Indeed, in between the second and third films, the T-Virus spreads over pretty much all the world, killing most of the people and animals, and turning the dead into flesh-hungry monsters. I think we can all imagine how easily the T-Virus spreads, so seeing it in a movie is irrelevant.


Resident Evil: Extinction (2007)

I suppose “extinction” would immediately follow “the apocalypse.” Actually, I think those two events would run concurrently.

Famed Aussie director Russell Mulcahy (The Arena, Razorback, Highlander, The Shadow) takes the reigns of what is most certainly the most global of the franchise so far. Not only are there detailed maps indicating that the T-Virus has indeed spread all over the world, but, no longer trapped in a lab or a walled-off city, Alice and other survivors are free to roam the countryside in armored school busses, avoiding the ghouls and seeking shelter. Big cities are dangerous, as zombies tend to hang out in them, but big cities must be traversed for supplies. The need for provisions leads Alice and her post-apocalypse cohorts into Las Vegas, which seems to be slowly disappearing inside the desert. Unfortunately for them, Umbrella has (perhaps inexplicably) left entire storage crates full of zombies all over the city. It’s either kick ass or be eaten.

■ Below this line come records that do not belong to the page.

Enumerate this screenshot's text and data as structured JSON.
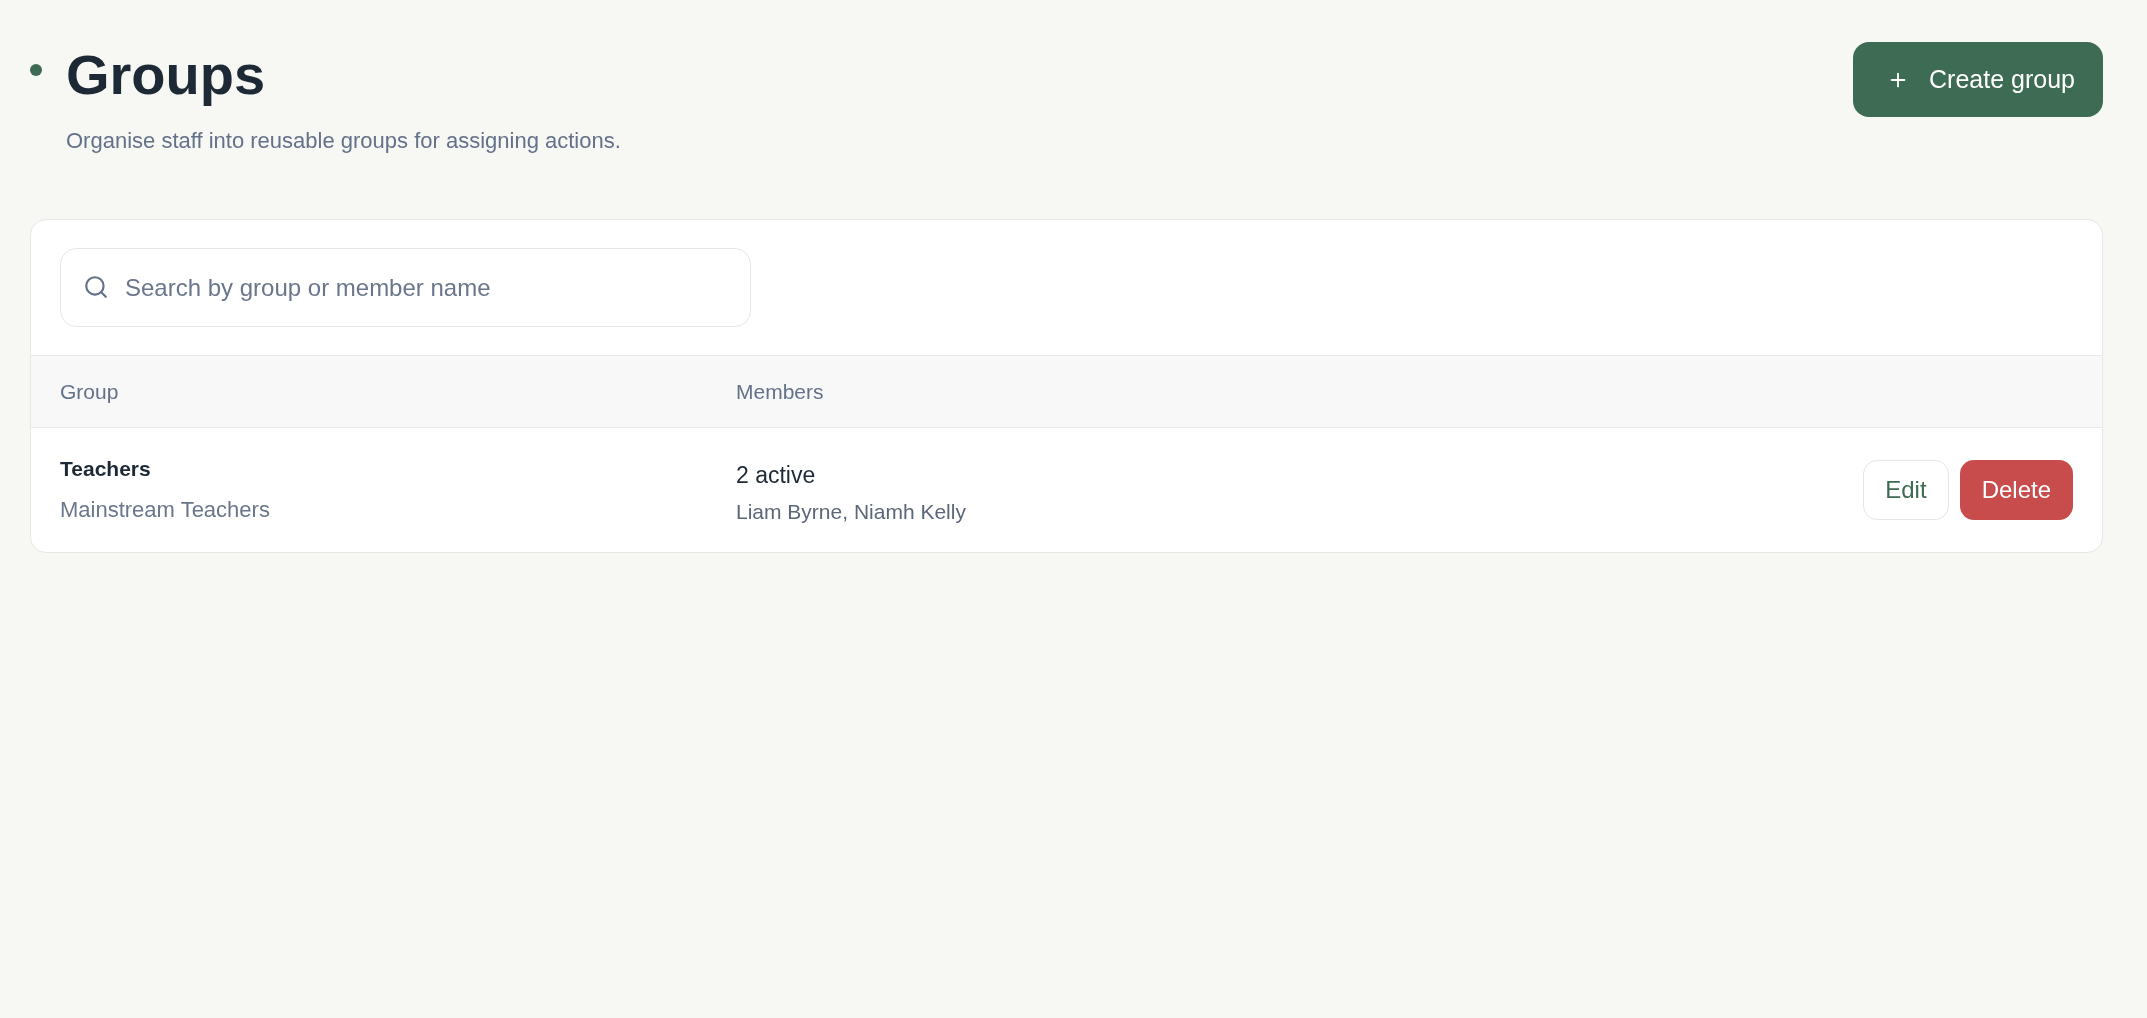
{
  "page": {
    "title": "Groups",
    "subtitle": "Organise staff into reusable groups for assigning actions."
  },
  "create_button": {
    "label": "Create group"
  },
  "search": {
    "placeholder": "Search by group or member name"
  },
  "table": {
    "columns": [
      "Group",
      "Members"
    ],
    "rows": [
      {
        "name": "Teachers",
        "description": "Mainstream Teachers",
        "member_count": "2 active",
        "members": "Liam Byrne, Niamh Kelly",
        "actions": [
          {
            "kind": "secondary",
            "label": "Edit"
          },
          {
            "kind": "danger",
            "label": "Delete"
          }
        ]
      }
    ]
  }
}
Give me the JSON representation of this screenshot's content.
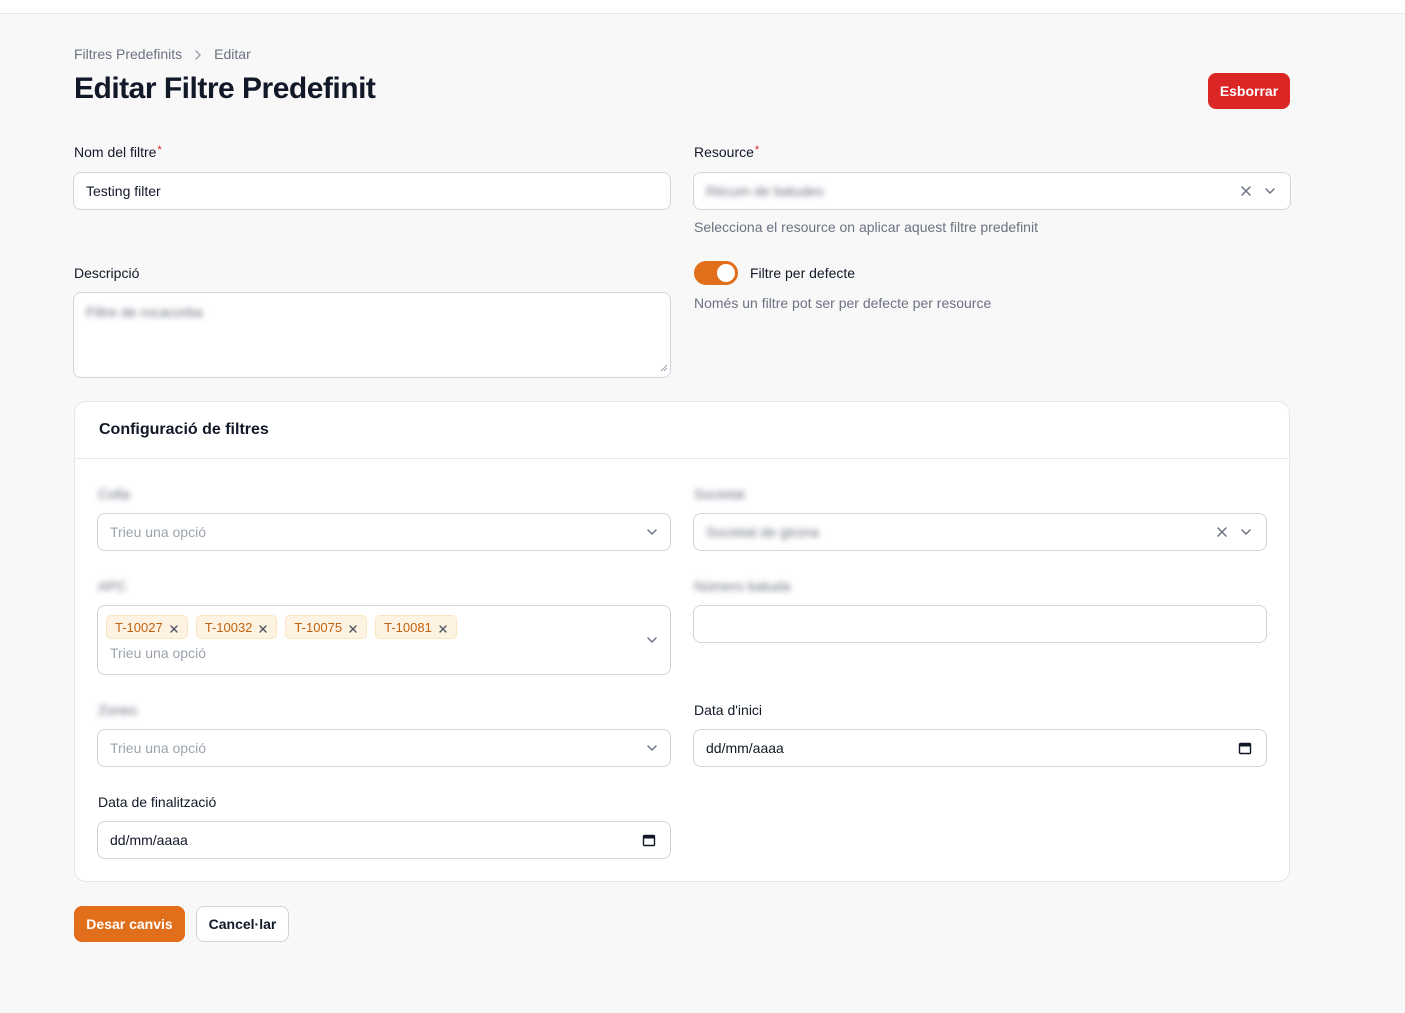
{
  "breadcrumb": {
    "parent": "Filtres Predefinits",
    "current": "Editar"
  },
  "page": {
    "title": "Editar Filtre Predefinit",
    "delete_label": "Esborrar"
  },
  "form": {
    "name": {
      "label": "Nom del filtre",
      "required_mark": "*",
      "value": "Testing filter"
    },
    "resource": {
      "label": "Resource",
      "required_mark": "*",
      "value": "Rècum de batudes",
      "helper": "Selecciona el resource on aplicar aquest filtre predefinit"
    },
    "description": {
      "label": "Descripció",
      "value": "Filtre de rocacorba"
    },
    "default_toggle": {
      "label": "Filtre per defecte",
      "checked": true,
      "helper": "Només un filtre pot ser per defecte per resource"
    }
  },
  "filters": {
    "title": "Configuració de filtres",
    "colla": {
      "label": "Colla",
      "placeholder": "Trieu una opció"
    },
    "societat": {
      "label": "Societat",
      "value": "Societat de girona"
    },
    "apc": {
      "label": "APC",
      "chips": [
        "T-10027",
        "T-10032",
        "T-10075",
        "T-10081"
      ],
      "placeholder": "Trieu una opció"
    },
    "numero_batuda": {
      "label": "Número batuda",
      "value": ""
    },
    "zones": {
      "label": "Zones",
      "placeholder": "Trieu una opció"
    },
    "data_inici": {
      "label": "Data d'inici",
      "placeholder": "dd/mm/aaaa"
    },
    "data_final": {
      "label": "Data de finalització",
      "placeholder": "dd/mm/aaaa"
    }
  },
  "actions": {
    "save_label": "Desar canvis",
    "cancel_label": "Cancel·lar"
  },
  "colors": {
    "accent": "#e06e1b",
    "danger": "#dc2626",
    "chip_bg": "#fef3e2",
    "chip_text": "#c2620f"
  },
  "icons": {
    "clear": "close-icon",
    "dropdown": "chevron-down-icon",
    "calendar": "calendar-icon",
    "breadcrumb_sep": "chevron-right-icon"
  }
}
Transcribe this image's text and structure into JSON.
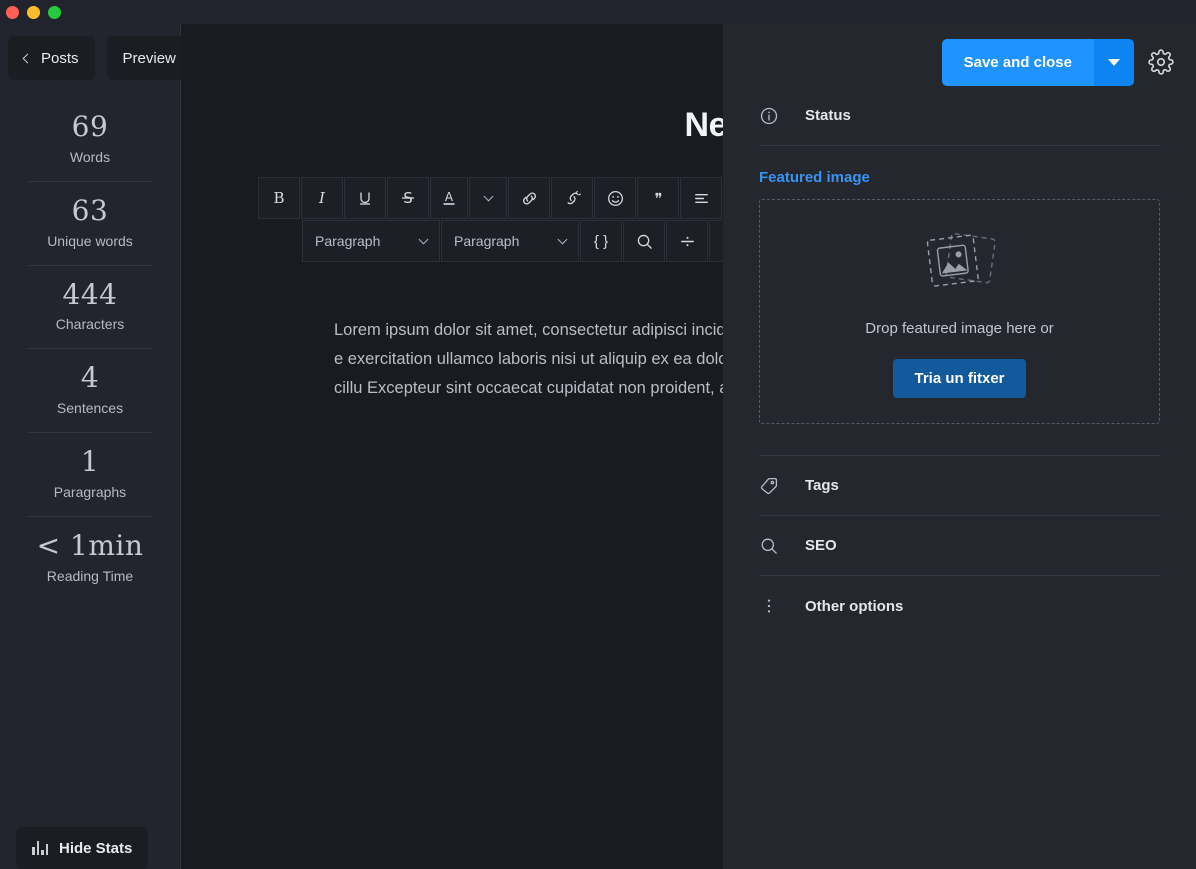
{
  "window": {
    "traffic_lights": [
      "close",
      "minimize",
      "maximize"
    ]
  },
  "sidebar": {
    "back_label": "Posts",
    "preview_label": "Preview",
    "stats": [
      {
        "value": "69",
        "label": "Words"
      },
      {
        "value": "63",
        "label": "Unique words"
      },
      {
        "value": "444",
        "label": "Characters"
      },
      {
        "value": "4",
        "label": "Sentences"
      },
      {
        "value": "1",
        "label": "Paragraphs"
      },
      {
        "value": "< 1min",
        "label": "Reading Time"
      }
    ],
    "hide_stats_label": "Hide Stats"
  },
  "editor": {
    "title": "New Post'",
    "body": "Lorem ipsum dolor sit amet, consectetur adipisci incididunt ut labore et dolore magna aliqua. Ut e exercitation ullamco laboris nisi ut aliquip ex ea dolor in reprehenderit in voluptate velit esse cillu Excepteur sint occaecat cupidatat non proident, anim id est laborum.",
    "toolbar_row1": [
      {
        "icon": "bold-icon",
        "label": "B"
      },
      {
        "icon": "italic-icon",
        "label": "I"
      },
      {
        "icon": "underline-icon",
        "label": "U"
      },
      {
        "icon": "strikethrough-icon",
        "label": "S"
      },
      {
        "icon": "text-color-icon",
        "label": "A"
      },
      {
        "icon": "link-icon",
        "label": ""
      },
      {
        "icon": "unlink-icon",
        "label": ""
      },
      {
        "icon": "emoji-icon",
        "label": ""
      },
      {
        "icon": "blockquote-icon",
        "label": ""
      },
      {
        "icon": "align-left-icon",
        "label": ""
      },
      {
        "icon": "align-center-icon",
        "label": ""
      }
    ],
    "toolbar_row2": {
      "format_select_1": "Paragraph",
      "format_select_2": "Paragraph",
      "code_block_label": "{ }",
      "find_icon": "search-icon",
      "divider_icon": "horizontal-rule-icon"
    }
  },
  "panel": {
    "save_label": "Save and close",
    "save_dropdown_icon": "chevron-down-icon",
    "settings_icon": "gear-icon",
    "status": {
      "label": "Status",
      "icon": "info-circle-icon"
    },
    "featured_image": {
      "heading": "Featured image",
      "drop_text": "Drop featured image here or",
      "choose_button": "Tria un fitxer",
      "placeholder_icon": "image-placeholder-icon"
    },
    "sections": [
      {
        "label": "Tags",
        "icon": "tag-icon"
      },
      {
        "label": "SEO",
        "icon": "search-icon"
      },
      {
        "label": "Other options",
        "icon": "kebab-menu-icon"
      }
    ]
  },
  "colors": {
    "accent_blue": "#1f93ff",
    "accent_blue_dark": "#0d84f2",
    "link_blue": "#3b92f0",
    "choose_button": "#125a9c",
    "editor_bg": "#191b21",
    "panel_bg": "#24272e",
    "sidebar_bg": "#22252d"
  }
}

And now that the whole world is involved in this mess, it’s all Alice can do to find a cure and try to repopulate the planet with actual humans. I guess while humans shore up their numbers, the zombies would eventually starve to death. Do zombies starve? I guess it depends on which franchise you’re following.


Resident Evil: Afterlife (2010)

Paul W.S. Anderson returns for this fourth film, which takes the series in a bizarre direction. At the end of Extinction, we learned that Umbrella, even though they had wiped out pretty much the entire planet, was still in operation, and was still tinkering with their super-soldier experiments. I would question the need for a military of super-soldiers when there are no countries left to conquer, but whatever. I don’t work for an evil zombie-making corporation. The quest Alice has in this fourth film is similar to the previous chapter: she seeks refuge from the zombie threat in a faraway place rumored to have escaped infection. The place is called Arcadia, although I’m not sure if they’re referring to Arcadia, CA (a suburb of Los Angeles), or are mispronouncing Acadia, the sought-after paradise of the Cajun people. Either way, we get to travel!

Indeed, by the film’s climax, we’re going to climb on board a supposedly infection-free aircraft carrier, and trek around. By the end of the fourth film, we’ve almost entered into proper road picture. Albeit without roads, and peppered with zombies.

The fifth film, then, will promise to be a Kerouac-like road movie, wherein the entire globe is the battleground, and Sal Paradise will be a hot, kick-ass chick in tight black bodysuits, shooting monsters in the face. Crazy, man. Crazy. Again, it comes out on September 14th.